▼

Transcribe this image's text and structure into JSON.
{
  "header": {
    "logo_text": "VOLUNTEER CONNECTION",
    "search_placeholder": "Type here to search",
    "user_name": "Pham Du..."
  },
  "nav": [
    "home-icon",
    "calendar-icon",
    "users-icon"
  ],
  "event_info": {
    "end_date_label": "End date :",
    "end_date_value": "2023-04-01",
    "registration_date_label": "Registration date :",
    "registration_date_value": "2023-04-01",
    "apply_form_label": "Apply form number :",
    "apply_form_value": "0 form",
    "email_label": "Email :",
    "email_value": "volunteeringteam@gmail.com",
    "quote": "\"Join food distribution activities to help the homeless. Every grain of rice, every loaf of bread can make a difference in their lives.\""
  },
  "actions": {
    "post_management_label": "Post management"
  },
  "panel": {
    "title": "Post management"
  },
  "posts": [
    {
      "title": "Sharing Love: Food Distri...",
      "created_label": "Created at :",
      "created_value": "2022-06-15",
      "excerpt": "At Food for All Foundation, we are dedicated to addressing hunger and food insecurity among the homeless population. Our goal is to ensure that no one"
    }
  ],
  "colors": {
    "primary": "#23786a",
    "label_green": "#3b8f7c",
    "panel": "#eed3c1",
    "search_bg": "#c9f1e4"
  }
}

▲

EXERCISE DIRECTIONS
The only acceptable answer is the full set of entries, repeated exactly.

ANSWER TO THE EXERCISE
Transcribe this image's text and structure into JSON.
{
  "header": {
    "logo_text": "VOLUNTEER CONNECTION",
    "search_placeholder": "Type here to search",
    "user_name": "Pham Du..."
  },
  "nav": [
    "home-icon",
    "calendar-icon",
    "users-icon"
  ],
  "event_info": {
    "end_date_label": "End date :",
    "end_date_value": "2023-04-01",
    "registration_date_label": "Registration date :",
    "registration_date_value": "2023-04-01",
    "apply_form_label": "Apply form number :",
    "apply_form_value": "0 form",
    "email_label": "Email :",
    "email_value": "volunteeringteam@gmail.com",
    "quote": "\"Join food distribution activities to help the homeless. Every grain of rice, every loaf of bread can make a difference in their lives.\""
  },
  "actions": {
    "post_management_label": "Post management"
  },
  "panel": {
    "title": "Post management"
  },
  "posts": [
    {
      "title": "Sharing Love: Food Distri...",
      "created_label": "Created at :",
      "created_value": "2022-06-15",
      "excerpt": "At Food for All Foundation, we are dedicated to addressing hunger and food insecurity among the homeless population. Our goal is to ensure that no one"
    }
  ],
  "colors": {
    "primary": "#23786a",
    "label_green": "#3b8f7c",
    "panel": "#eed3c1",
    "search_bg": "#c9f1e4"
  }
}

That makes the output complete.